All the east of Spain, the former kingdom of Aragon, which was at all times restive under the supremacy of Castile, now pronounced more or less openly for the Austrian party. The fall of Barcelona gave a severe shock to the Bourbon king. He came in person with Marshal Tesse who had replaced the duke of Berwick, and endeavoured to retake the town early in April 1 706. The brutality with which Tesse treated the people of Aragon and Catalonia raised the country against the Bourbon king. The British relieved Barcelona on the 9th of May, and Philip V. was compelled to retreat across the Pyrenees to Perpignan. In the meantime the withdrawal of troops from the Portuguese frontier for service in Catalonia, had opened the way for an invasion of Castile by the allies, British, Portuguese and Dutch. They occupied Madrid on the 25th of June 1706, and the queen who acted as regent in the absence of her husband retired to Burgos. But the success of the allies was merely apparent. The appearance in their midst of an invading army of Portuguese and heretics roused the national feeling of the Castilians. They rallied to the Bourbon cause. As in the later Peninsular War, guerrillero bands sprang up on all sides, and they found capable leaders in Vallejo and Bracamonte. The duke of Berwick, who was sent back to Spain, collected an army, and soon the allies, who were distressed by want of provisions and bad health, were forced to evacuate Madrid. They moved on Guadalajara to meet the archduke who was advancing from the east. Berwick outmanoeuvred them, and forced them to retreat on Valencia. In February 1707 they were reinforced by troops brought by the fleet and advanced in April. On the 2 5th of the month they were defeated by the French and Spanish troops at Almansa in the province of Alicante, with the loss of all their infantry.

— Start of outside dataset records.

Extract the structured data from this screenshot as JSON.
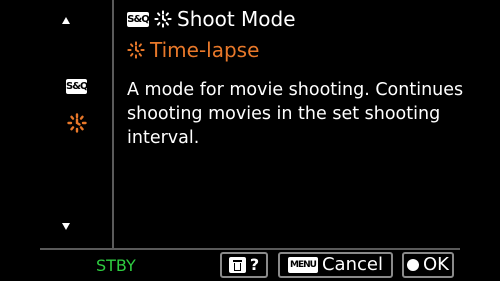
{
  "sidebar": {
    "up_arrow_icon": "up-arrow-icon",
    "down_arrow_icon": "down-arrow-icon",
    "items": [
      {
        "badge": "S&Q",
        "icon": "sq-badge-icon"
      },
      {
        "icon": "timelapse-icon",
        "color": "#e8782a"
      }
    ]
  },
  "header": {
    "badge": "S&Q",
    "icon": "timelapse-icon",
    "title": "Shoot Mode"
  },
  "selection": {
    "icon": "timelapse-icon",
    "label": "Time-lapse",
    "color": "#e8782a"
  },
  "description": "A mode for movie shooting. Continues shooting movies in the set shooting interval.",
  "status": {
    "label": "STBY",
    "color": "#2ecc40"
  },
  "softkeys": {
    "help": {
      "icon": "trash-icon",
      "label": "?"
    },
    "cancel": {
      "icon_label": "MENU",
      "label": "Cancel"
    },
    "ok": {
      "icon": "center-button-icon",
      "label": "OK"
    }
  }
}
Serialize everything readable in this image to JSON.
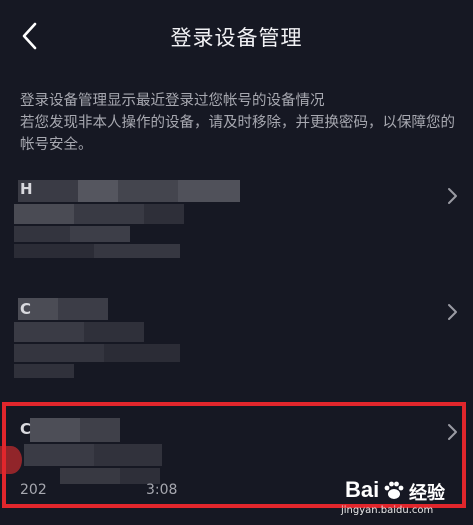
{
  "header": {
    "title": "登录设备管理",
    "back_icon": "chevron-left-icon"
  },
  "description": {
    "line1": "登录设备管理显示最近登录过您帐号的设备情况",
    "line2": "若您发现非本人操作的设备，请及时移除，并更换密码，以保障您的帐号安全。"
  },
  "devices": [
    {
      "name_fragment": "H",
      "date_fragment": ""
    },
    {
      "name_fragment": "C",
      "date_fragment": ""
    },
    {
      "name_fragment": "C",
      "date_prefix": "202",
      "date_suffix": "3:08"
    }
  ],
  "watermark": {
    "brand": "Bai",
    "brand_cn": "经验",
    "url": "jingyan.baidu.com"
  },
  "colors": {
    "background": "#161823",
    "highlight_border": "#e1262c",
    "muted_text": "#a7a8b0"
  }
}
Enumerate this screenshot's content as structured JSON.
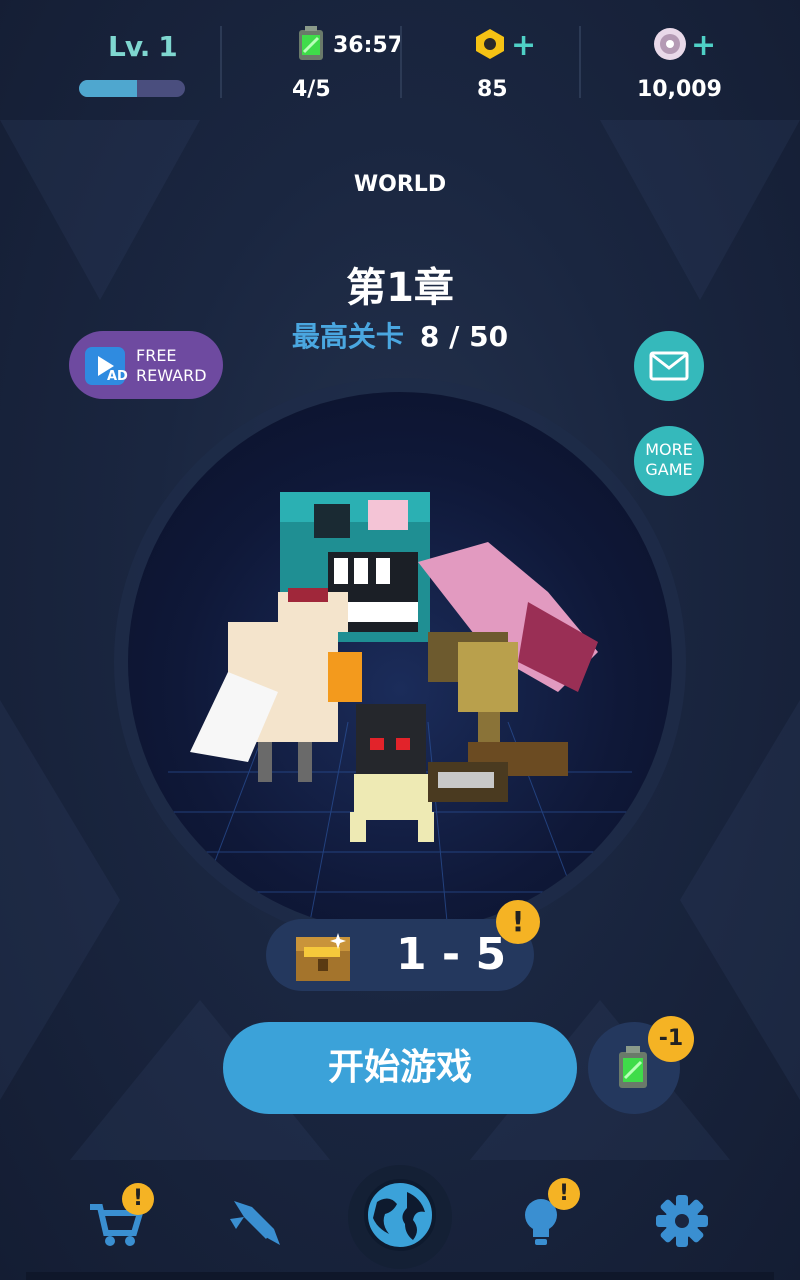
{
  "top": {
    "level_label": "Lv. 1",
    "level_progress": 0.55,
    "energy_timer": "36:57",
    "energy_count": "4/5",
    "coins": "85",
    "gems": "10,009",
    "plus": "+"
  },
  "world_label": "WORLD",
  "chapter_title": "第1章",
  "best_stage": {
    "label": "最高关卡",
    "value": "8 / 50"
  },
  "free_reward": {
    "ad": "AD",
    "line1": "FREE",
    "line2": "REWARD"
  },
  "more_game": {
    "line1": "MORE",
    "line2": "GAME"
  },
  "stage": "1 - 5",
  "alert_mark": "!",
  "start_button": "开始游戏",
  "energy_cost": "-1",
  "colors": {
    "accent": "#3ba2d9",
    "teal": "#35b9bb",
    "alert": "#f5b324",
    "purple": "#6e4aa0"
  },
  "nav": [
    "cart-icon",
    "rocket-icon",
    "globe-icon",
    "lightbulb-icon",
    "gear-icon"
  ]
}
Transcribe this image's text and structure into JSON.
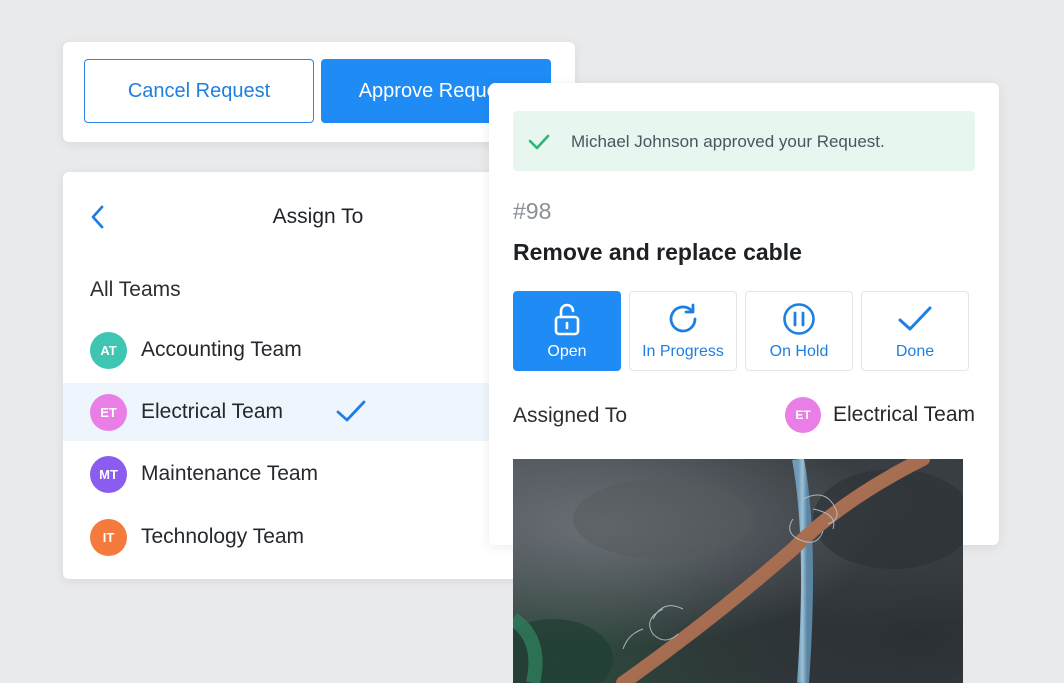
{
  "actions": {
    "cancel_label": "Cancel Request",
    "approve_label": "Approve Request"
  },
  "assign": {
    "title": "Assign To",
    "all_teams_label": "All Teams",
    "teams": [
      {
        "initials": "AT",
        "name": "Accounting Team",
        "color": "#3ec6b3",
        "selected": false
      },
      {
        "initials": "ET",
        "name": "Electrical Team",
        "color": "#e97fe6",
        "selected": true
      },
      {
        "initials": "MT",
        "name": "Maintenance Team",
        "color": "#8b5cf0",
        "selected": false
      },
      {
        "initials": "IT",
        "name": "Technology Team",
        "color": "#f57a3d",
        "selected": false
      }
    ]
  },
  "request": {
    "notice": "Michael Johnson approved your Request.",
    "id": "#98",
    "title": "Remove and replace cable",
    "statuses": [
      {
        "label": "Open",
        "icon": "unlock-icon",
        "active": true
      },
      {
        "label": "In Progress",
        "icon": "refresh-icon",
        "active": false
      },
      {
        "label": "On Hold",
        "icon": "pause-icon",
        "active": false
      },
      {
        "label": "Done",
        "icon": "check-icon",
        "active": false
      }
    ],
    "assigned_label": "Assigned To",
    "assigned_team": {
      "initials": "ET",
      "name": "Electrical Team",
      "color": "#e97fe6"
    }
  },
  "colors": {
    "accent": "#1f8bf5",
    "success_bg": "#e7f6ee",
    "success_icon": "#2eb673"
  }
}
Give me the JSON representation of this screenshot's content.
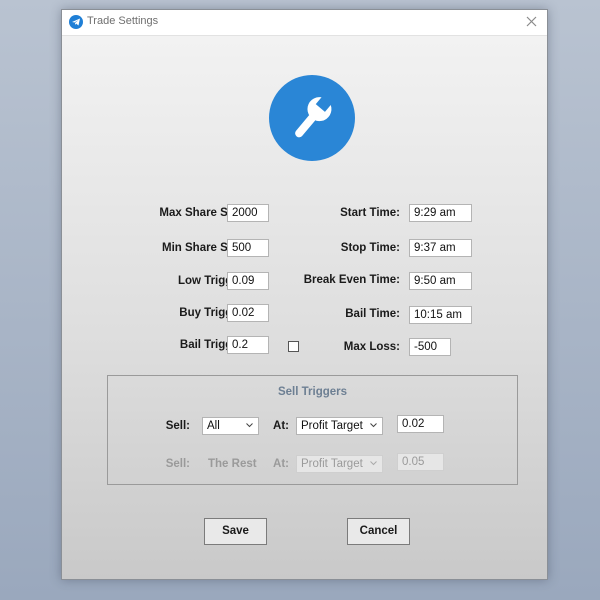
{
  "window": {
    "title": "Trade Settings",
    "icon": "telegram-plane-icon",
    "close_icon": "close-icon"
  },
  "logo": {
    "icon": "wrench-icon",
    "color": "#2a86d6"
  },
  "settings": {
    "max_share_size": {
      "label": "Max Share Size:",
      "value": "2000"
    },
    "min_share_size": {
      "label": "Min Share Size:",
      "value": "500"
    },
    "low_trigger": {
      "label": "Low Trigger:",
      "value": "0.09"
    },
    "buy_trigger": {
      "label": "Buy Trigger:",
      "value": "0.02"
    },
    "bail_trigger": {
      "label": "Bail Trigger:",
      "value": "0.2",
      "checkbox_checked": false
    },
    "start_time": {
      "label": "Start Time:",
      "value": "9:29 am"
    },
    "stop_time": {
      "label": "Stop Time:",
      "value": "9:37 am"
    },
    "break_even_time": {
      "label": "Break Even Time:",
      "value": "9:50 am"
    },
    "bail_time": {
      "label": "Bail Time:",
      "value": "10:15 am"
    },
    "max_loss": {
      "label": "Max Loss:",
      "value": "-500"
    }
  },
  "sell_triggers": {
    "title": "Sell Triggers",
    "row1": {
      "sell_label": "Sell:",
      "sell_value": "All",
      "at_label": "At:",
      "at_value": "Profit Target",
      "amount": "0.02"
    },
    "row2": {
      "sell_label": "Sell:",
      "sell_value": "The Rest",
      "at_label": "At:",
      "at_value": "Profit Target",
      "amount": "0.05",
      "disabled": true
    }
  },
  "buttons": {
    "save": "Save",
    "cancel": "Cancel"
  }
}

From this date till 1710, the land war in Spain remained stationary. The Bourbon king was master of the greater part of Spain, including Aragon. His generals retook Lerida on the Catalan frontier, and on the Portuguese frontier at La Gudina near Badajoz, on the 7th of May 1709, a Spanish army under the Marques de Bay defeated an Anglo-Portuguese army under the earl of Galway. Yet the Austrian party held Catalonia and Valencia, and the financial distress of the Spanish government, aided by the disorganized state of the administration, rendered a vigorous off ensive impossible. By 1710 the French king had been reduced to great distress, and was compelled to make at least a show of withdrawing his support from his grandson Philip V. The allies decided to advance from Catalonia, a course which was strongly urged by General Stanhope (afterwards Earl Stanhope), who commanded the British troops. He had served in subordinate rank from the beginning of the war, and had gained some reputation by the capture of Port Mahon in 1708. Stanhope's energy overcame the reluctance of the Imperialist general Guido Starhemberg, who commanded the German troops of the archduke. The allies advanced and for a time seemed to carry all before them. The Spaniards were defeated at Almenara on the 27th of July 1710, and before Saragossa on the 20th of